The elderly John refers to his spiritual children in 2:1 as “My little children.” He
then identifies the goal for which he writes, “so that they won’t sin.” Let’s not
misunderstand what sin is. John is not merely desiring to produce nice, good
spiritual children. Instead, he is wants them to depend wholly on Christ.
The heart of sin is deeper than being a mean, immoral person. The heart of sin is
being one’s own master. Neil Anderson said that “the essence of temptation is the invitation to live independently of God.” So, teaching our teens not to sin is the same as teaching them to submit to the rule of Christ in every aspect of their lives and to walk by the Spirit’s leading. How then does John teach his spiritual children not to sin?
First, John warns his children by reminding them that one cannot walk in sin and claim to have fellowship with Christ (vs. 6-7). John establishes sin as the opposite of walking with Christ. Do we teach our teens how Christ walks? We must show our teens how to think, want, and walk in Christ’s footsteps by word and action.

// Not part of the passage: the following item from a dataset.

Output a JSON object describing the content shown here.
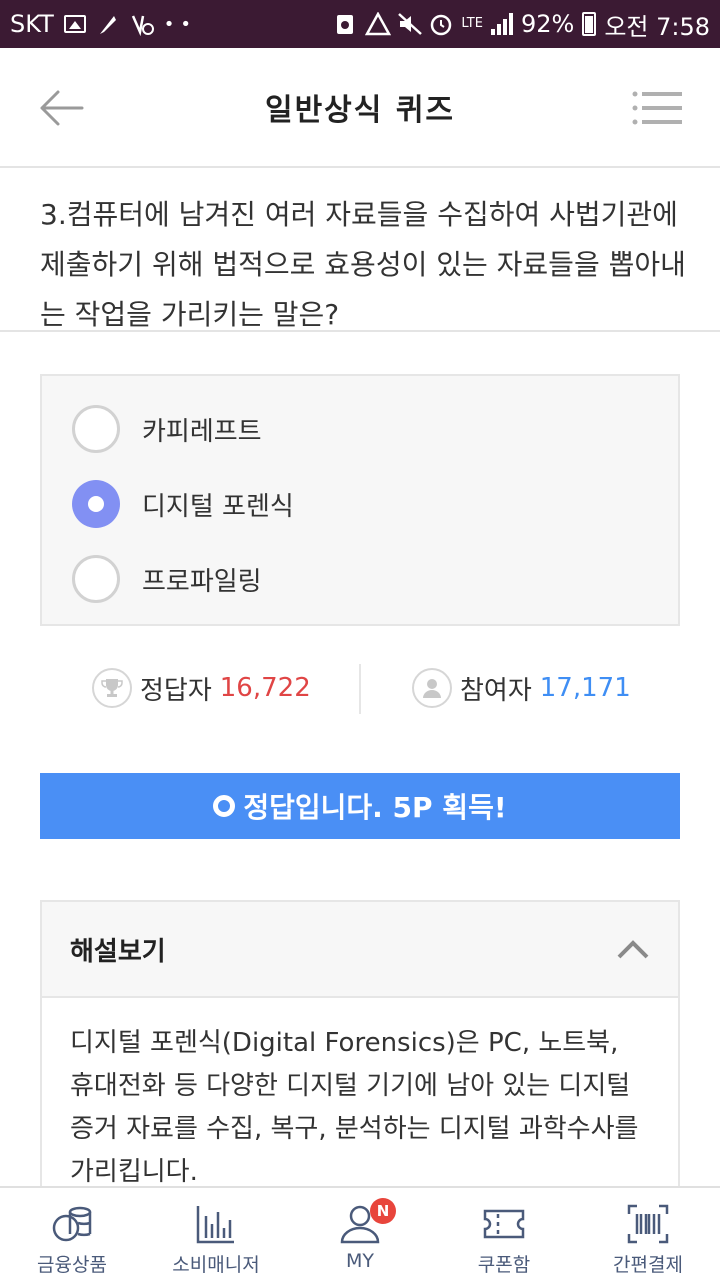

Second, our teens must recognize that they are innately sinful (v. 8). Denial of our twisted nature denies the reason that Christ came, died, and was resurrected. Steve Jobs’ (the brain behind the iMac, iPhone, iPod, etc.) denied that his cancer would be fatal. As a result, his cancer took over his body and he died. The denial of sin prevents its healing by Christ. As parents, do we clearly show that we are dead in sin apart from Christ living in us? If we constantly tell our teens how good they are, will they have any sense of need for Christ’s help and healing? The cure only helps those who know they are sick. Teach your teen to be desperate for the healing of the Righteous One, our Advocate.